*HOW TO COMPLETE THIS TASK*
In the entries that follow, find the word "content" and report each line it is on.

*RECORDS FOR THIS TASK*
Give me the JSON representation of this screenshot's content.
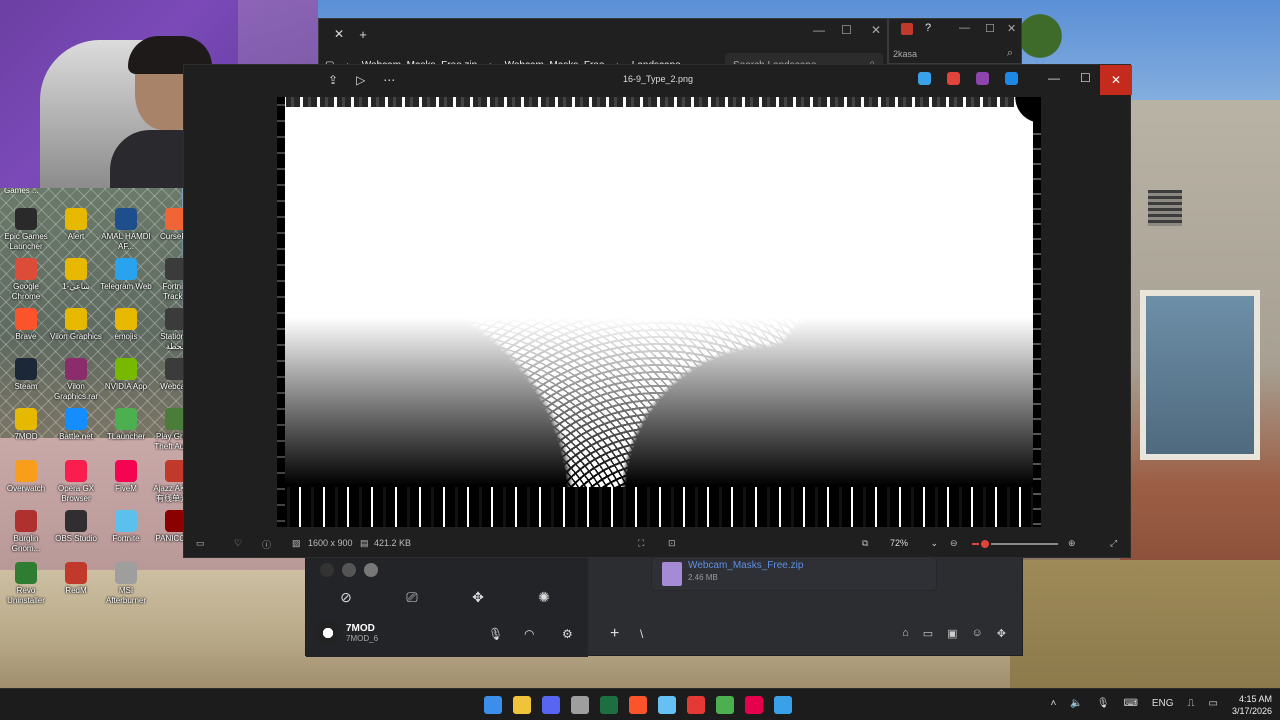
{
  "desktop": {
    "top_label": "Games ...",
    "icons": [
      {
        "label": "Epic Games Launcher",
        "color": "#2a2a2a"
      },
      {
        "label": "Alert",
        "color": "#e6b800"
      },
      {
        "label": "AMAL HAMDI AF...",
        "color": "#1f4e8c"
      },
      {
        "label": "CurseF...",
        "color": "#f16436"
      },
      {
        "label": "Google Chrome",
        "color": "#dd4b39"
      },
      {
        "label": "ساعي-1",
        "color": "#e6b800"
      },
      {
        "label": "Telegram Web",
        "color": "#2aa3ef"
      },
      {
        "label": "Fortni... Track...",
        "color": "#3b3b3b"
      },
      {
        "label": "Brave",
        "color": "#fb542b"
      },
      {
        "label": "Vilon Graphics",
        "color": "#e6b800"
      },
      {
        "label": "emojis",
        "color": "#e6b800"
      },
      {
        "label": "Station 0 محطة",
        "color": "#3b3b3b"
      },
      {
        "label": "Steam",
        "color": "#1b2838"
      },
      {
        "label": "Vilon Graphics.rar",
        "color": "#8b2d6b"
      },
      {
        "label": "NVIDIA App",
        "color": "#76b900"
      },
      {
        "label": "Webca...",
        "color": "#3b3b3b"
      },
      {
        "label": "7MOD",
        "color": "#e6b800"
      },
      {
        "label": "Battle.net",
        "color": "#148eff"
      },
      {
        "label": "TLauncher",
        "color": "#4caf50"
      },
      {
        "label": "Play Grand Theft Auto...",
        "color": "#4a7d3a"
      },
      {
        "label": "Overwatch",
        "color": "#f99e1a"
      },
      {
        "label": "Opera GX Browser",
        "color": "#fa1e4e"
      },
      {
        "label": "FiveM",
        "color": "#f40552"
      },
      {
        "label": "Ajazz AK820 有线单光版",
        "color": "#c0392b"
      },
      {
        "label": "Burglin Gnom...",
        "color": "#b03030"
      },
      {
        "label": "OBS Studio",
        "color": "#302e31"
      },
      {
        "label": "Fortnite",
        "color": "#5bc0eb"
      },
      {
        "label": "PANICORE",
        "color": "#8b0000"
      },
      {
        "label": "Revo Uninstaller",
        "color": "#2e7d32"
      },
      {
        "label": "RedM",
        "color": "#c0392b"
      },
      {
        "label": "MSI Afterburner",
        "color": "#9e9e9e"
      }
    ]
  },
  "explorer": {
    "breadcrumbs": [
      "Webcam_Masks_Free.zip",
      "Webcam_Masks_Free",
      "Landscape"
    ],
    "search_placeholder": "Search Landscape",
    "tab_close": "✕",
    "tab_add": "+",
    "minimize": "—",
    "maximize": "☐",
    "close": "✕"
  },
  "right_window": {
    "search_text": "2kasa",
    "minimize": "—",
    "maximize": "☐",
    "close": "✕"
  },
  "photos": {
    "filename": "16-9_Type_2.png",
    "dimensions": "1600 x 900",
    "filesize": "421.2 KB",
    "zoom": "72%",
    "zoom_fraction": 0.15,
    "minimize": "—",
    "maximize": "☐",
    "close": "✕"
  },
  "discord": {
    "username": "7MOD",
    "status": "7MOD_6",
    "attachment_name": "Webcam_Masks_Free.zip",
    "attachment_size": "2.46 MB",
    "plus": "+",
    "slash": "\\"
  },
  "taskbar": {
    "language": "ENG",
    "time": "4:15 AM",
    "date": "3/17/2026",
    "apps": [
      {
        "name": "start",
        "color": "#3b8eea"
      },
      {
        "name": "file-explorer",
        "color": "#f0c43a"
      },
      {
        "name": "discord",
        "color": "#5865f2"
      },
      {
        "name": "browser",
        "color": "#9e9e9e"
      },
      {
        "name": "excel",
        "color": "#1d6f42"
      },
      {
        "name": "brave",
        "color": "#fb542b"
      },
      {
        "name": "steam",
        "color": "#66c0f4"
      },
      {
        "name": "launcher",
        "color": "#e53935"
      },
      {
        "name": "minecraft",
        "color": "#4caf50"
      },
      {
        "name": "adobe",
        "color": "#e5004b"
      },
      {
        "name": "photos",
        "color": "#3aa0e8"
      }
    ]
  }
}
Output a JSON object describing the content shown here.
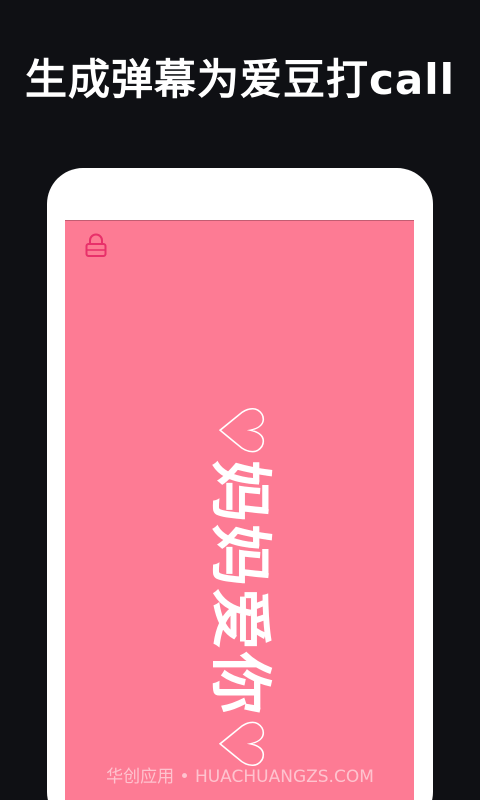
{
  "header": {
    "headline": "生成弹幕为爱豆打call"
  },
  "preview": {
    "lock_icon": "lock-icon",
    "barrage_text": "♡妈妈爱你♡",
    "background_color": "#fd7b94",
    "text_color": "#ffffff",
    "lock_color": "#e8306a"
  },
  "footer": {
    "watermark": "华创应用 • HUACHUANGZS.COM"
  }
}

*WRITTEN SOLUTION*
Give me the JSON representation of this screenshot's content.
Output a JSON object describing the content shown here.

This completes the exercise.